9:30am-10:30am Featured Speaker
* Keynote: David Carter
* Chair: Simone Murray
EE Auditorium, WSU Parramatta South Campus
“Australia at last seems to have become articulate”*: Australian books and authors in the American marketplace

The history of Australian books and authors in the USA has received little attention in literary scholarship or the history of the book. While the dominance of the Australian book trade by the British publishing industry is fundamental to the history of Australian books and publishing, to focus only on London and the imperial connection is to ignore the other great centres of Anglophone publishing in the 19th and 20th centuries—New York, and then Philadelphia, Boston, Chicago. Although in the majority of cases Australian works had to travel to London or originate there if they were to find themselves in book form at all, London was not just an end-point; it could also act as a relay station, giving books the power to travel further, to the United States above all. Australian books and authors were persistent and occasionally prominent participants in the flourishing transatlantic book trade, resulting in a much longer and denser history of Australian presence in American book culture than has previously been recognised.
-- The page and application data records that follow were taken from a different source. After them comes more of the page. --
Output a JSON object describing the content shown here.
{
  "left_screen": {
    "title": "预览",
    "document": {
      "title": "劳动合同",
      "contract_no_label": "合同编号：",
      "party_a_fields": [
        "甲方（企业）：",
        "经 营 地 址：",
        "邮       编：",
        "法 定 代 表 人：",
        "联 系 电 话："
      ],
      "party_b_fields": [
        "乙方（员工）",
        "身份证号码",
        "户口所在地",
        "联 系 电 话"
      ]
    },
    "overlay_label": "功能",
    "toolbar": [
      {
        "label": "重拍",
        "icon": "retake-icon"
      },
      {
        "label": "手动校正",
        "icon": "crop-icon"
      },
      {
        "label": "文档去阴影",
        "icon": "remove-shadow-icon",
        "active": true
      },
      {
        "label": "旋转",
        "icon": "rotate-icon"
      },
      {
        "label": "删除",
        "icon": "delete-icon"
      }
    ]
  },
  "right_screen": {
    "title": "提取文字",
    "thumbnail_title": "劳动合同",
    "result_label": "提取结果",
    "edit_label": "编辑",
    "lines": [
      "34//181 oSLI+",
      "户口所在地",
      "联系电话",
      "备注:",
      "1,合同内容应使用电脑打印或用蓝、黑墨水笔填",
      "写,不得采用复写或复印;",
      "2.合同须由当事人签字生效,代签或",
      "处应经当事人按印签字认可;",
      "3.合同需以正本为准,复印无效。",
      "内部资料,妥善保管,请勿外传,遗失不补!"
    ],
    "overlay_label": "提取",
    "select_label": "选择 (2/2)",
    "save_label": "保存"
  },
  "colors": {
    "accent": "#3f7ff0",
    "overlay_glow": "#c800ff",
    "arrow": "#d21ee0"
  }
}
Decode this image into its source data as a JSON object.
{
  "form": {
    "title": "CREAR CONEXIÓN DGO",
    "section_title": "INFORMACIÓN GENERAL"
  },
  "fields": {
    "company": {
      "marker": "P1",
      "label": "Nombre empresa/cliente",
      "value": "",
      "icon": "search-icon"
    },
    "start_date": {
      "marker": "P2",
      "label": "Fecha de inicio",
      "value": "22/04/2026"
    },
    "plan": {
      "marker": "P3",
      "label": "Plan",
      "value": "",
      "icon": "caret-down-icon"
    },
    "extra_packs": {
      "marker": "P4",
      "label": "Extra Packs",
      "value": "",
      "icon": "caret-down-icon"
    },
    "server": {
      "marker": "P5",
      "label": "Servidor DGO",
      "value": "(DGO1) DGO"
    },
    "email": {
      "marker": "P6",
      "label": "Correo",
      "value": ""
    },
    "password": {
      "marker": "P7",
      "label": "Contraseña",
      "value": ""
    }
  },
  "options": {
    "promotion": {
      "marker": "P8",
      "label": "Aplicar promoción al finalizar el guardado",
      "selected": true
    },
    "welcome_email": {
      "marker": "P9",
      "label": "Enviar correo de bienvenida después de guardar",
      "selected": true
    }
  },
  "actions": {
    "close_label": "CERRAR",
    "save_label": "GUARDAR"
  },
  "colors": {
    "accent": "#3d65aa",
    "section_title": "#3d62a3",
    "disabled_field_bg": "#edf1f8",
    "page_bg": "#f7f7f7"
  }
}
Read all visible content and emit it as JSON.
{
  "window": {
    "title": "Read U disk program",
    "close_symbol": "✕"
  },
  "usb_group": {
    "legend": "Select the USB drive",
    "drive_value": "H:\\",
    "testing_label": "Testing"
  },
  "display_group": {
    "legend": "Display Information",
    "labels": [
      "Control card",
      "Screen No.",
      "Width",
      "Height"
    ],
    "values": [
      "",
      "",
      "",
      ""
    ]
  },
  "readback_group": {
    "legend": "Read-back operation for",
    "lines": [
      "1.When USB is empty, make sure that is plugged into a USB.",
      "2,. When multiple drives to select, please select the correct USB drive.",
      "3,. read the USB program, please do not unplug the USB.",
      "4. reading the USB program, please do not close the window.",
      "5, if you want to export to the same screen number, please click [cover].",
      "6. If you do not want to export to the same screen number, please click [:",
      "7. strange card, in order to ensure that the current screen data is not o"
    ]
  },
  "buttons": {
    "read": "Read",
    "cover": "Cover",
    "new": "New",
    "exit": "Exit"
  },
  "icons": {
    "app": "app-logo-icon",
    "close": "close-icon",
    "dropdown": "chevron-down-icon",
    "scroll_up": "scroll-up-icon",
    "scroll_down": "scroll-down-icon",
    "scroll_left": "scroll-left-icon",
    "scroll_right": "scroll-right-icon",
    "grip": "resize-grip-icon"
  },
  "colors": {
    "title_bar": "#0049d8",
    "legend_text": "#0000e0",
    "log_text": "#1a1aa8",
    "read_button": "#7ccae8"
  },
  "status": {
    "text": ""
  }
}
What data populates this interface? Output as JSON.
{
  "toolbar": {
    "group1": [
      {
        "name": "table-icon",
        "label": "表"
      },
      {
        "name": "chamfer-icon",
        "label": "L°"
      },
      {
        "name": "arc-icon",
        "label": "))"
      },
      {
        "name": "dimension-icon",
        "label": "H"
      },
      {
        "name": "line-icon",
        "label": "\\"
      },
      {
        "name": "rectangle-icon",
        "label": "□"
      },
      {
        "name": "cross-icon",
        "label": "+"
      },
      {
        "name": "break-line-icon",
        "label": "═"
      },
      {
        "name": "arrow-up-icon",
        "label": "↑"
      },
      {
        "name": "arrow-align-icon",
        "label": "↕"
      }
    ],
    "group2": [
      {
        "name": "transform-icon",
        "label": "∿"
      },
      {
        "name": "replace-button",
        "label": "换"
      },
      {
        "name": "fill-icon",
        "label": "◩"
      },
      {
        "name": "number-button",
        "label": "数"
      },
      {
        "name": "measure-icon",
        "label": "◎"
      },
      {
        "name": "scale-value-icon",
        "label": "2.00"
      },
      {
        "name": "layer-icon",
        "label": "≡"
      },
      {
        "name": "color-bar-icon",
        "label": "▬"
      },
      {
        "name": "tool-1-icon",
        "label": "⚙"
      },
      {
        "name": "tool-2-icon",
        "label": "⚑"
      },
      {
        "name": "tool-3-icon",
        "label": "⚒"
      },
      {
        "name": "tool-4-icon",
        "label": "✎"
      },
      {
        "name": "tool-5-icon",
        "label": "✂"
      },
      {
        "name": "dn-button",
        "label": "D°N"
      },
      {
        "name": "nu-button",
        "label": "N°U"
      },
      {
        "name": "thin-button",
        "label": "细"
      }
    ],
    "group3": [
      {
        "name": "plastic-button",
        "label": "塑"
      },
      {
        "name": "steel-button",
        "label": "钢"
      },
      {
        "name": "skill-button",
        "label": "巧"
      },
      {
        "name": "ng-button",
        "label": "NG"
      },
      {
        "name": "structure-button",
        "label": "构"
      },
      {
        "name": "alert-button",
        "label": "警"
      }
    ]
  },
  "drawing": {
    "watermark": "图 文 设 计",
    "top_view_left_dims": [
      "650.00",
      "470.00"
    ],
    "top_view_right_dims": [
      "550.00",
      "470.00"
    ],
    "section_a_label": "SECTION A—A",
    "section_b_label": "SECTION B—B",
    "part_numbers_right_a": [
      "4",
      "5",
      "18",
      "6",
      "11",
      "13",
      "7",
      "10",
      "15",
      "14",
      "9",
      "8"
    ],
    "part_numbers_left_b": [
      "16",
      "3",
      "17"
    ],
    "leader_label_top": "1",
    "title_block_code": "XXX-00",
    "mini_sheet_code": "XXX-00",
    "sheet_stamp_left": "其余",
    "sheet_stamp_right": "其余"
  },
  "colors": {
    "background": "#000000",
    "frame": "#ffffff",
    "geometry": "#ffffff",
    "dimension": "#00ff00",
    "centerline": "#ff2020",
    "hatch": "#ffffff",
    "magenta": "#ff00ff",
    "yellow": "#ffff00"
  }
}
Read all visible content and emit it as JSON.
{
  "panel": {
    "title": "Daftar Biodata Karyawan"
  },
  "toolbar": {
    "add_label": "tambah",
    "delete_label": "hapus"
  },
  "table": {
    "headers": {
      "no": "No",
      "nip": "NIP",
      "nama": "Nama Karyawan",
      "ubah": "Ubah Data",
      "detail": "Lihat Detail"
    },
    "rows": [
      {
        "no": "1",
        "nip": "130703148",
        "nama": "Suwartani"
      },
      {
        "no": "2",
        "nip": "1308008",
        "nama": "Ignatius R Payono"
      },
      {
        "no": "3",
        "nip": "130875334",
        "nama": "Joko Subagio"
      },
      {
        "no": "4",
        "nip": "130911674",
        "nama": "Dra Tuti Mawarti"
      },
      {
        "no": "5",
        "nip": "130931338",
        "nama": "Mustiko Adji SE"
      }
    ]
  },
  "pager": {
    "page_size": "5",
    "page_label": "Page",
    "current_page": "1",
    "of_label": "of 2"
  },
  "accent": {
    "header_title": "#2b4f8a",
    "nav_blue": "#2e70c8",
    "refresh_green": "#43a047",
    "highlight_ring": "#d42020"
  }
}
Australian Books and Authors in the American Marketplace (1840s-1940s), co-authored with Dr Roger Osborne, is the first comprehensive study of this history over the century to the end of the 1940s, a complex story of commerce, culture and copyright. Although the much-anticipated post-war boom in American interest in Australia (and Australian books) never arrived, we do reveal earlier “booms” in the presence of Australian books and authors in the US, in the late-19th century and the inter-war years, such that American readers and reviewers began to take notice—as the quotation in my title suggests. The present paper will reflect on the processes of researching this large-scale project, present some of its key findings, and examine the way these help to reconfigure our sense of national, transnational and imperial histories of the book. (* The Bookman, April-May 1930.)

10:30am-11:00am Refreshment break (catered) EE.G.36 Wing Room, WSU Parramatta South Campus
11:00am-12:30pm Parallel Session 6 EA Building, WSU Parramatta South Campus
12:30pm-2:00pm Lunch (catered) EE.G.36 Wing Room, WSU Parramatta South Campus
1:00pm-1:30pm Book Launch by Professor Paul Eggert
* David Carter
* Roger Osborne
EE.G.02 Wing Room, WSU Parramatta South Campus
1:00pm-1:30pm Female Orphan School Heritage Tour (pax 10) Female Orphan School, WSU Parramatta South Campus
2:00pm-3:30pm Parallel Session 7 EA Building, WSU Parramatta South Campus
3:30pm-4:00pm Refreshment break (catered) EE.G.36 Wing Room, WSU Parramatta South Campus
4:00pm-5:00pm SHARP AGM EE Auditorium, WSU Parramatta South Campus
Friday 13 July 2018
All Day Self-booked excursions Around Sydney
http://sharp2018.sydney/travel/around-sydney/Things to Do in Sydney
http://sharp2018.sydney/family-activities/things-to-do-in-sydney/

Things to Do in Parramatta
http://sharp2018.sydney/family-activities/things-to-do-in-parramatta/

Family Activities
http://sharp2018.sydney/family-activities/